This week's hits to the Executive Branch's science agencies have been unrelenting, frightening, and have come from all angles. The Trump administration has restricted many agencies from speaking to Congress or the press, has placed limits on government-owned Twitter accounts, and anonymously sourced reports say that the administration is planning on deleting the Environmental Protection Agency's climate change webpage.
Amid these horrors came the rise of "rogue" Twitter accounts. Within hours of its launch, "AltUSNatParkService," an account claiming to be run by several off-duty rangers, had amassed a following of tens of thousands of people. By Thursday, it had over 1 million followers. The account tweets truth-to-power, a mixture of climate change facts, National Parks photos and stories, and—most importantly—signals of hope that civilian federal servants would not allow themselves to be silenced under an antiscience regime.
AltUSNatParkService has been joined by AltEPA, BadHombreLands NPS, AltMountRainierNPS, Rogue NASA, AltUSForestService, and AltNWS (National Weather Service), among others. Some of these accounts claim to be run by government employees, others expressly do not. The public doesn't know who runs these accounts, and there has been no definitive proof that any of these accounts are being or were ever being run by employees within the agencies they are supporting.
Forbes raised some interesting questions Wednesday evening: Are these accounts secure?
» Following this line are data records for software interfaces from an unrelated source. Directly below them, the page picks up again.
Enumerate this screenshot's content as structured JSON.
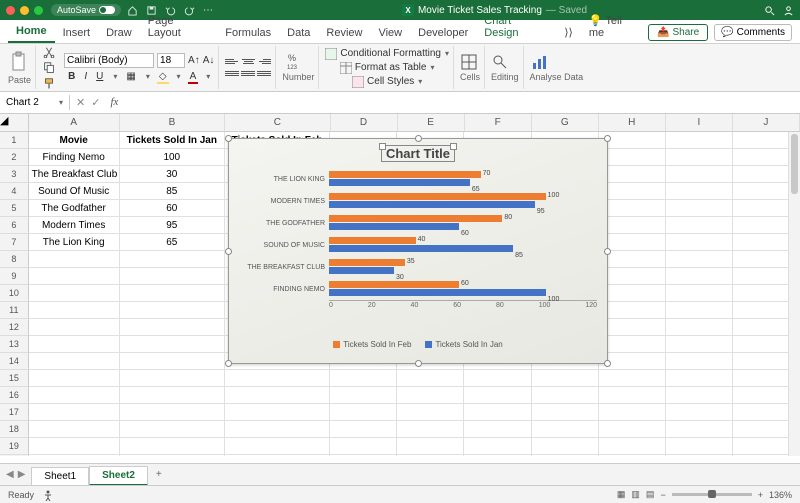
{
  "titlebar": {
    "autosave_label": "AutoSave",
    "autosave_state": "ON",
    "doc_title": "Movie Ticket Sales Tracking",
    "saved_label": "— Saved"
  },
  "tabs": {
    "items": [
      "Home",
      "Insert",
      "Draw",
      "Page Layout",
      "Formulas",
      "Data",
      "Review",
      "View",
      "Developer",
      "Chart Design"
    ],
    "active": "Home",
    "tellme": "Tell me",
    "share": "Share",
    "comments": "Comments"
  },
  "ribbon": {
    "paste": "Paste",
    "font_name": "Calibri (Body)",
    "font_size": "18",
    "number_label": "Number",
    "cond_fmt": "Conditional Formatting",
    "fmt_table": "Format as Table",
    "cell_styles": "Cell Styles",
    "cells": "Cells",
    "editing": "Editing",
    "analyse": "Analyse Data"
  },
  "namebox": {
    "value": "Chart 2"
  },
  "columns": [
    "A",
    "B",
    "C",
    "D",
    "E",
    "F",
    "G",
    "H",
    "I",
    "J"
  ],
  "headers": {
    "a": "Movie",
    "b": "Tickets Sold In Jan",
    "c": "Tickets Sold In Feb"
  },
  "data_rows": [
    {
      "movie": "Finding Nemo",
      "jan": "100",
      "feb": "60"
    },
    {
      "movie": "The Breakfast Club",
      "jan": "30",
      "feb": ""
    },
    {
      "movie": "Sound Of Music",
      "jan": "85",
      "feb": ""
    },
    {
      "movie": "The Godfather",
      "jan": "60",
      "feb": ""
    },
    {
      "movie": "Modern Times",
      "jan": "95",
      "feb": ""
    },
    {
      "movie": "The Lion King",
      "jan": "65",
      "feb": ""
    }
  ],
  "chart_data": {
    "type": "bar",
    "title": "Chart Title",
    "categories": [
      "THE LION KING",
      "MODERN TIMES",
      "THE GODFATHER",
      "SOUND OF MUSIC",
      "THE BREAKFAST CLUB",
      "FINDING NEMO"
    ],
    "series": [
      {
        "name": "Tickets Sold In Feb",
        "color": "#ed7d31",
        "values": [
          70,
          100,
          80,
          40,
          35,
          60
        ]
      },
      {
        "name": "Tickets Sold In Jan",
        "color": "#4472c4",
        "values": [
          65,
          95,
          60,
          85,
          30,
          100
        ]
      }
    ],
    "xticks": [
      "0",
      "20",
      "40",
      "60",
      "80",
      "100",
      "120"
    ],
    "xlim": [
      0,
      120
    ]
  },
  "sheets": {
    "items": [
      "Sheet1",
      "Sheet2"
    ],
    "active": "Sheet2"
  },
  "status": {
    "ready": "Ready",
    "zoom": "136%"
  }
}
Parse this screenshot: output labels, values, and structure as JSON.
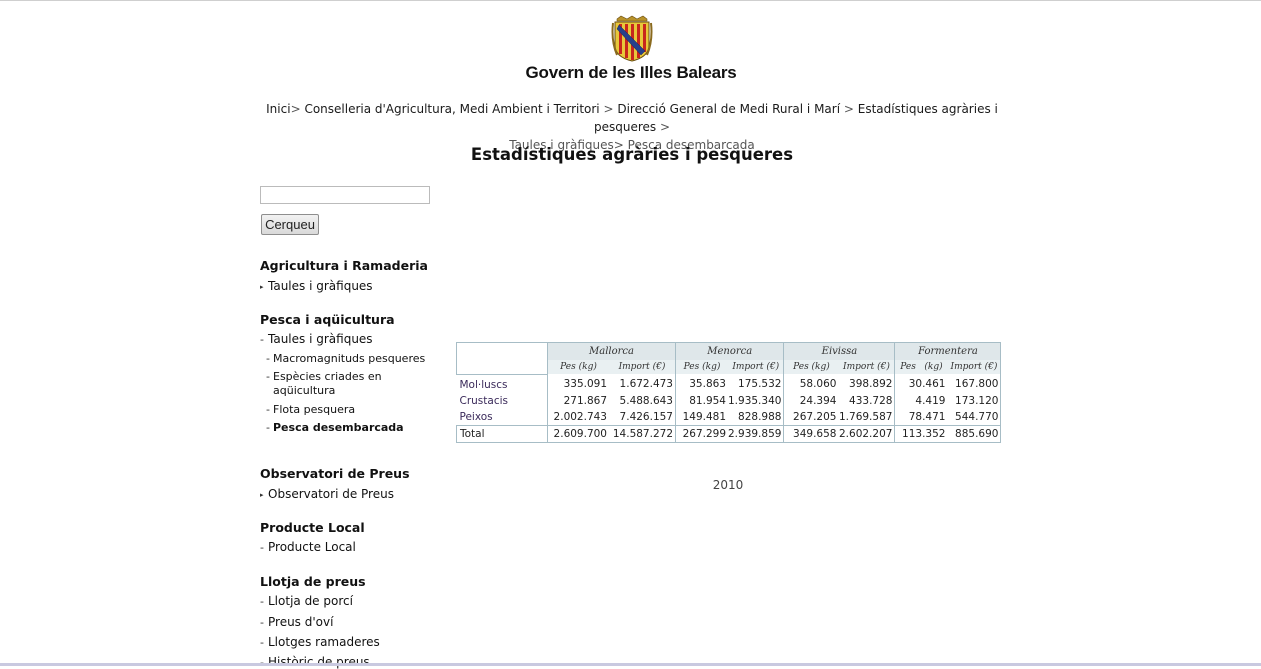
{
  "header": {
    "title": "Govern de les Illes Balears",
    "logo_icon": "coat-of-arms-icon"
  },
  "breadcrumb": {
    "items": [
      "Inici",
      "Conselleria d'Agricultura, Medi Ambient i Territori",
      "Direcció General de Medi Rural i Marí",
      "Estadístiques agràries i pesqueres",
      "Taules i gràfiques",
      "Pesca desembarcada"
    ]
  },
  "page": {
    "title": "Estadístiques agràries i pesqueres"
  },
  "search": {
    "value": "",
    "button_label": "Cerqueu"
  },
  "sidebar": {
    "sections": [
      {
        "title": "Agricultura i Ramaderia",
        "items": [
          "Taules i gràfiques"
        ]
      },
      {
        "title": "Pesca i aqüicultura",
        "items": [
          "Taules i gràfiques"
        ],
        "subitems": [
          "Macromagnituds pesqueres",
          "Espècies criades en aqüicultura",
          "Flota pesquera",
          "Pesca desembarcada"
        ]
      },
      {
        "title": "Observatori de Preus",
        "items": [
          "Observatori de Preus"
        ]
      },
      {
        "title": "Producte Local",
        "items": [
          "Producte Local"
        ]
      },
      {
        "title": "Llotja de preus",
        "items": [
          "Llotja de porcí",
          "Preus d'oví",
          "Llotges ramaderes",
          "Històric de preus"
        ]
      }
    ]
  },
  "table": {
    "groups": [
      "Mallorca",
      "Menorca",
      "Eivissa",
      "Formentera"
    ],
    "subheaders": [
      "Pes (kg)",
      "Import (€)",
      "Pes (kg)",
      "Import (€)",
      "Pes (kg)",
      "Import (€)",
      "Pes   (kg)",
      "Import (€)"
    ],
    "rows": [
      {
        "label": "Mol·luscs",
        "values": [
          "335.091",
          "1.672.473",
          "35.863",
          "175.532",
          "58.060",
          "398.892",
          "30.461",
          "167.800"
        ]
      },
      {
        "label": "Crustacis",
        "values": [
          "271.867",
          "5.488.643",
          "81.954",
          "1.935.340",
          "24.394",
          "433.728",
          "4.419",
          "173.120"
        ]
      },
      {
        "label": "Peixos",
        "values": [
          "2.002.743",
          "7.426.157",
          "149.481",
          "828.988",
          "267.205",
          "1.769.587",
          "78.471",
          "544.770"
        ]
      },
      {
        "label": "Total",
        "values": [
          "2.609.700",
          "14.587.272",
          "267.299",
          "2.939.859",
          "349.658",
          "2.602.207",
          "113.352",
          "885.690"
        ]
      }
    ]
  },
  "year": "2010"
}
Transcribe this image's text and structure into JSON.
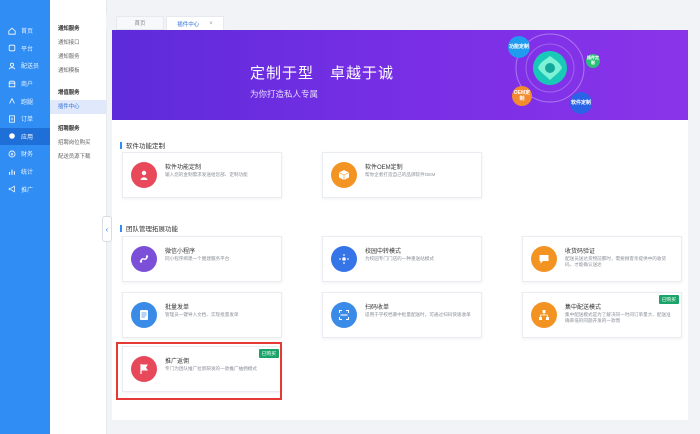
{
  "sidebar": {
    "items": [
      {
        "label": "首页",
        "icon": "home-icon"
      },
      {
        "label": "平台",
        "icon": "platform-icon"
      },
      {
        "label": "配送员",
        "icon": "courier-icon"
      },
      {
        "label": "商户",
        "icon": "merchant-icon"
      },
      {
        "label": "跑腿",
        "icon": "errand-icon"
      },
      {
        "label": "订单",
        "icon": "order-icon"
      },
      {
        "label": "应用",
        "icon": "app-icon",
        "active": true
      },
      {
        "label": "财务",
        "icon": "finance-icon"
      },
      {
        "label": "统计",
        "icon": "stats-icon"
      },
      {
        "label": "推广",
        "icon": "promote-icon"
      }
    ]
  },
  "submenu": {
    "groups": [
      {
        "title": "通知服务",
        "items": [
          "通知接口",
          "通知服务",
          "通知模板"
        ]
      },
      {
        "title": "增值服务",
        "items": [
          "插件中心"
        ]
      },
      {
        "title": "招聘服务",
        "items": [
          "招聘岗位购买",
          "配送员源下载"
        ]
      }
    ],
    "active_item": "插件中心"
  },
  "tabs": [
    {
      "label": "首页"
    },
    {
      "label": "插件中心",
      "close": "×"
    }
  ],
  "banner": {
    "title": "定制于型　卓越于诚",
    "subtitle": "为你打造私人专属",
    "bubbles": [
      "功能定制",
      "插件定制",
      "OEM定制",
      "软件定制"
    ]
  },
  "sections": [
    {
      "title": "软件功能定制",
      "cards": [
        {
          "title": "软件功能定制",
          "desc": "输入您的金制需求发送给您部、定制功能",
          "icon": "wrench-icon",
          "color": "#e8495a",
          "purchased": ""
        },
        {
          "title": "软件OEM定制",
          "desc": "帮你企者打造自己的品牌软件OEM",
          "icon": "box-icon",
          "color": "#f39322",
          "purchased": ""
        }
      ]
    },
    {
      "title": "团队管理拓展功能",
      "cards": [
        {
          "title": "微信小程序",
          "desc": "同小程序绑建一个圈建服务平台",
          "icon": "miniprogram-icon",
          "color": "#7b4fd8",
          "purchased": ""
        },
        {
          "title": "校园中转模式",
          "desc": "为校园专门门店的一种重送站模式",
          "icon": "transfer-icon",
          "color": "#3575e8",
          "purchased": ""
        },
        {
          "title": "收货码验证",
          "desc": "配送员送达货物前都时，需要顾客亲提供中的收货码，才能确认送达",
          "icon": "message-icon",
          "color": "#f39322",
          "purchased": ""
        },
        {
          "title": "批量发单",
          "desc": "管理员一键导入文档、实现批量发单",
          "icon": "list-icon",
          "color": "#3a8be8",
          "purchased": ""
        },
        {
          "title": "扫码收单",
          "desc": "适用于学校档暴中批量配送时，可通过扫码快速收单",
          "icon": "scan-icon",
          "color": "#3a8be8",
          "purchased": ""
        },
        {
          "title": "集中配送模式",
          "desc": "集中配送模式是为了解决同一时间订单量大、配送准确率低的同题开发的一款而",
          "icon": "network-icon",
          "color": "#f39322",
          "purchased": "已购买"
        },
        {
          "title": "推广返佣",
          "desc": "专门为团队推广拉新研发的一款推广抽佣模式",
          "icon": "flag-icon",
          "color": "#e8495a",
          "purchased": "已购买"
        }
      ]
    }
  ]
}
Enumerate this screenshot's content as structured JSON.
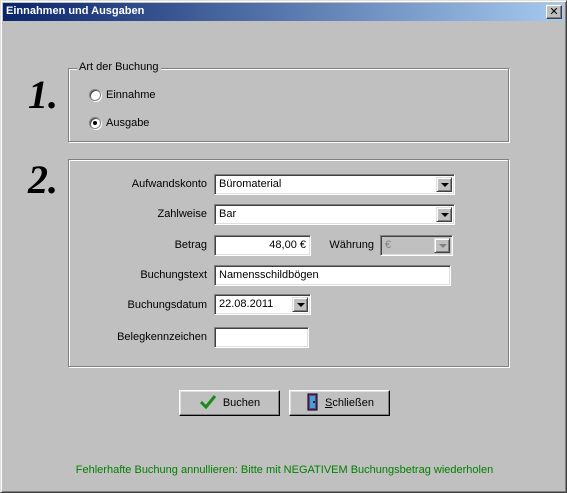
{
  "window": {
    "title": "Einnahmen und Ausgaben",
    "close_label": "✕"
  },
  "step1": {
    "number": "1.",
    "group_title": "Art der Buchung",
    "options": [
      {
        "label": "Einnahme",
        "checked": false
      },
      {
        "label": "Ausgabe",
        "checked": true
      }
    ]
  },
  "step2": {
    "number": "2.",
    "aufwandskonto": {
      "label": "Aufwandskonto",
      "value": "Büromaterial"
    },
    "zahlweise": {
      "label": "Zahlweise",
      "value": "Bar"
    },
    "betrag": {
      "label": "Betrag",
      "value": "48,00 €"
    },
    "waehrung": {
      "label": "Währung",
      "value": "€"
    },
    "buchungstext": {
      "label": "Buchungstext",
      "value": "Namensschildbögen"
    },
    "buchungsdatum": {
      "label": "Buchungsdatum",
      "value": "22.08.2011"
    },
    "belegkennzeichen": {
      "label": "Belegkennzeichen",
      "value": ""
    }
  },
  "buttons": {
    "buchen": {
      "label": "Buchen",
      "icon": "checkmark-icon"
    },
    "schliessen": {
      "label_first": "S",
      "label_rest": "chließen",
      "icon": "door-exit-icon"
    }
  },
  "status": {
    "hint": "Fehlerhafte Buchung annullieren: Bitte mit NEGATIVEM Buchungsbetrag wiederholen",
    "hint_color": "#008000"
  },
  "colors": {
    "titlebar_start": "#0a246a",
    "titlebar_end": "#a6caf0",
    "face": "#c0c0c0"
  }
}
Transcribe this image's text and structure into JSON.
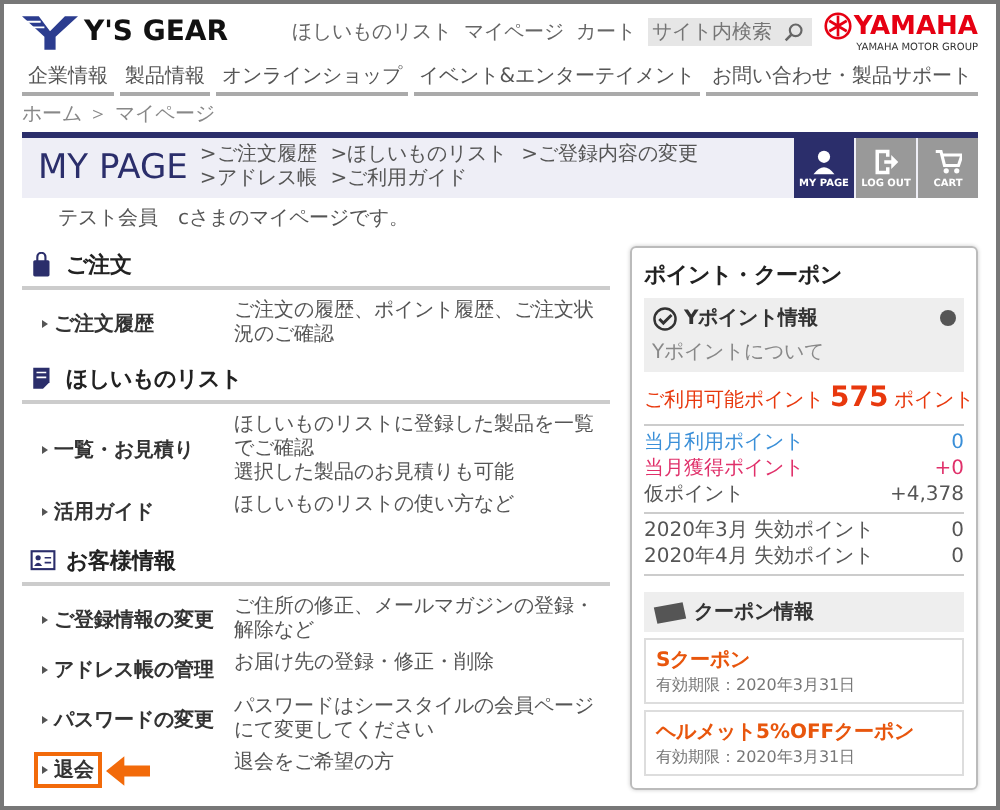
{
  "header": {
    "logo": "Y'S GEAR",
    "top_links": [
      "ほしいものリスト",
      "マイページ",
      "カート"
    ],
    "search": {
      "placeholder": "サイト内検索"
    },
    "brand": {
      "name": "YAMAHA",
      "tagline": "YAMAHA MOTOR GROUP"
    }
  },
  "nav": [
    "企業情報",
    "製品情報",
    "オンラインショップ",
    "イベント&エンターテイメント",
    "お問い合わせ・製品サポート"
  ],
  "breadcrumb": "ホーム ＞ マイページ",
  "mypage_bar": {
    "title": "MY PAGE",
    "links": [
      ">ご注文履歴",
      ">ほしいものリスト",
      ">ご登録内容の変更",
      ">アドレス帳",
      ">ご利用ガイド"
    ],
    "buttons": [
      {
        "label": "MY PAGE",
        "selected": true
      },
      {
        "label": "LOG OUT",
        "selected": false
      },
      {
        "label": "CART",
        "selected": false
      }
    ]
  },
  "greeting": "テスト会員　cさまのマイページです。",
  "sections": [
    {
      "title": "ご注文",
      "items": [
        {
          "label": "ご注文履歴",
          "description": [
            "ご注文の履歴、ポイント履歴、ご注文状況のご確認"
          ],
          "highlighted": false
        }
      ]
    },
    {
      "title": "ほしいものリスト",
      "items": [
        {
          "label": "一覧・お見積り",
          "description": [
            "ほしいものリストに登録した製品を一覧でご確認",
            "選択した製品のお見積りも可能"
          ],
          "highlighted": false
        },
        {
          "label": "活用ガイド",
          "description": [
            "ほしいものリストの使い方など"
          ],
          "highlighted": false
        }
      ]
    },
    {
      "title": "お客様情報",
      "items": [
        {
          "label": "ご登録情報の変更",
          "description": [
            "ご住所の修正、メールマガジンの登録・解除など"
          ],
          "highlighted": false
        },
        {
          "label": "アドレス帳の管理",
          "description": [
            "お届け先の登録・修正・削除"
          ],
          "highlighted": false
        },
        {
          "label": "パスワードの変更",
          "description": [
            "パスワードはシースタイルの会員ページにて変更してください"
          ],
          "highlighted": false
        },
        {
          "label": "退会",
          "description": [
            "退会をご希望の方"
          ],
          "highlighted": true
        }
      ]
    }
  ],
  "points": {
    "title": "ポイント・クーポン",
    "info_title": "Yポイント情報",
    "help_link": "Yポイントについて",
    "available": {
      "label": "ご利用可能ポイント",
      "value": "575",
      "unit": "ポイント"
    },
    "rows": [
      {
        "label": "当月利用ポイント",
        "value": "0",
        "kind": "used"
      },
      {
        "label": "当月獲得ポイント",
        "value": "+0",
        "kind": "earned"
      },
      {
        "label": "仮ポイント",
        "value": "+4,378",
        "kind": "plain"
      }
    ],
    "expiry": [
      {
        "label": "2020年3月 失効ポイント",
        "value": "0"
      },
      {
        "label": "2020年4月 失効ポイント",
        "value": "0"
      }
    ]
  },
  "coupons": {
    "title": "クーポン情報",
    "items": [
      {
        "name": "Sクーポン",
        "expiry": "有効期限：2020年3月31日"
      },
      {
        "name": "ヘルメット5%OFFクーポン",
        "expiry": "有効期限：2020年3月31日"
      }
    ]
  }
}
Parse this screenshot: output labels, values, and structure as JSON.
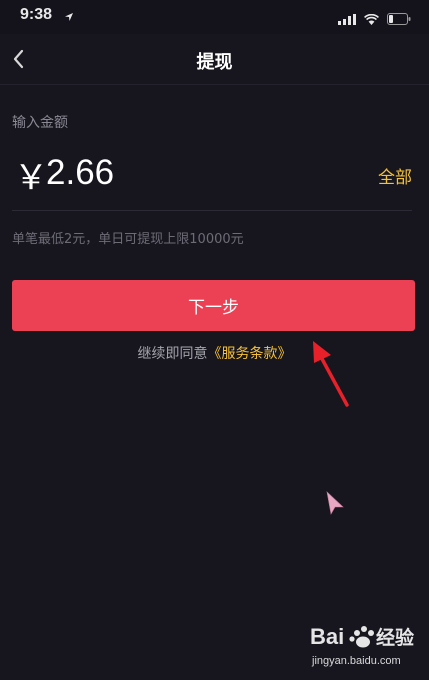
{
  "status_bar": {
    "time": "9:38"
  },
  "nav": {
    "title": "提现"
  },
  "form": {
    "amount_label": "输入金额",
    "currency_symbol": "￥",
    "amount_value": "2.66",
    "all_label": "全部",
    "limit_note": "单笔最低2元，单日可提现上限10000元"
  },
  "actions": {
    "next_label": "下一步",
    "terms_prefix": "继续即同意",
    "terms_link": "《服务条款》"
  },
  "watermark": {
    "logo_text": "Bai 经验",
    "url": "jingyan.baidu.com"
  },
  "colors": {
    "background": "#17161f",
    "accent_red": "#ec4055",
    "accent_yellow": "#f6c135"
  }
}
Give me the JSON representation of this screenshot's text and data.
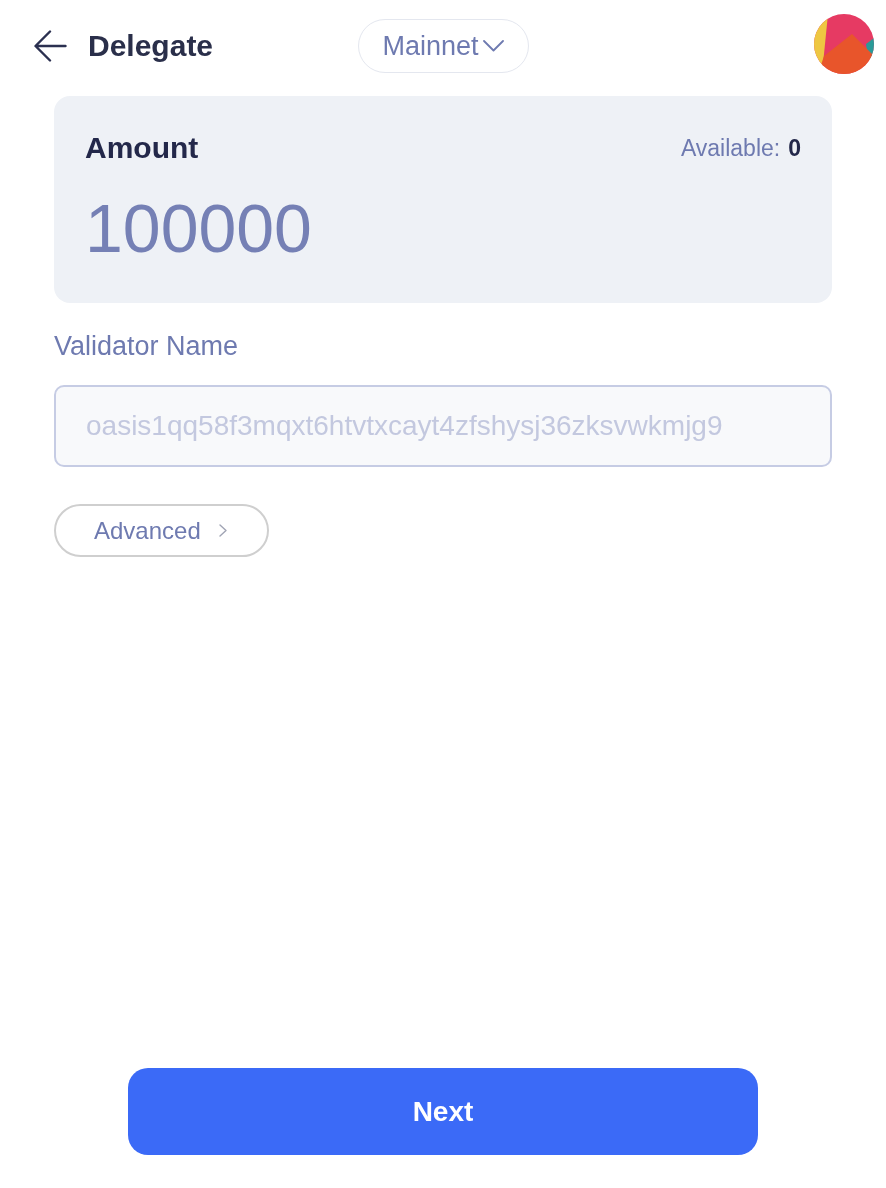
{
  "header": {
    "title": "Delegate",
    "network": {
      "label": "Mainnet"
    }
  },
  "amount": {
    "label": "Amount",
    "available_label": "Available:",
    "available_value": "0",
    "value": "100000"
  },
  "validator": {
    "label": "Validator Name",
    "placeholder": "oasis1qq58f3mqxt6htvtxcayt4zfshysj36zksvwkmjg9"
  },
  "advanced": {
    "label": "Advanced",
    "expanded": false
  },
  "next_button": {
    "label": "Next"
  }
}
Are they actually being run by rogue government employees? If so, what role will they play in resisting Trump's anti environmental campaigns? What's stopping people from using the moment to secure a huge base of Twitter followers and then changing their mission?
These are important questions. More important, I think, is this one: Are anonymous rogue accounts actually helping science agencies to resist Trump?
If the purpose of these accounts is to serve as a whistleblower to malfeasance and censorship within the agencies, to serve as a voice for the silenced, then they should verify themselves.
Verifying accounts that purport to have government employees running them would not be difficult and would go a long way to quell doubts about the accounts' intentions.
This doesn't mean Twitter checkmark verification, it means working with a trusted, credible third party to verify that they are indeed current employees of the agencies they are unofficially representing. The third party could be a journalist, but it doesn't have to be. It could be the Electronic Frontier Foundation, or the American Civil Liberties Union. It could also be Public Employees for Environmental Responsibility, an organization that has assisted whistleblowers within the government since 1993. If done with a third party that has a history of protecting its sources, there would not be a substantial risk of prosecution or retribution from law enforcement.
"Whether they verify themselves in some way is up to them but until that happens I don't think people should be looking to them as leaders or as trustworthy sources of information," David Steen, an assistant research professor at Auburn University told me. "I have not seen any particularly interesting information from the 'rogue' accounts so I'm not sure what they're adding to the conversation other than encouraging a perception that there is internal turmoil within government agencies."
The rogue accounts have been posting mostly a stream of news and links about science, national parks, and politics, and jokes about the Trump administration. What they conspicuously have not included are reports from inside the agencies they unofficially represent. If that is going to continue to be the mission moving forward, then these accounts are not better than the news sources we already have, they are worse.
Wednesday evening, AltUSNatParkService issued a series of tweets announcing that the account was being handed over to several anonymous environmental activists and two journalists: "We have decided to pass over control of this account to individuals outside of government employment for the sake of our colleagues," the account tweeted.
What's been created, then, is a newsfeed with a huge readership being curated by an anonymous team of people. This is a situation that reminds me a lot of "unofficial" Twitter account for the Anonymous movement, which, behind the scenes, was barely affiliated with Anonymous and was subject to infighting and power struggles, to the detriment of that group's goals and the public's understanding of them.
"There are a ton of verified scientists and science journalists on Twitter—as well as a ton unverified but clearly authentic accounts—that I think people can follow to stay informed and gain a better understanding of how the scientific community is viewing ongoing policy changes and related discussions," Steen said.
Accounts that are expressly not being run by government workers, then, should not remain anonymous.
To be clear, this is not an attack on the mission of supporting civil servants, and it's not an attack on the larger goal of protecting and advancing environmental protection and policy informed by science. Resisting Trump over the next four years will require bravery on the part of civil servants; speaking out about abuses within agencies will require hard, verified evidence in the form of documents, memos, and emails. It will at times require the politically vulnerable to speak out, on the record. It will require us to trust the source of these documents. If "alternative" agency Twitter accounts are to play a positive role, they need to start by gaining the public's trust.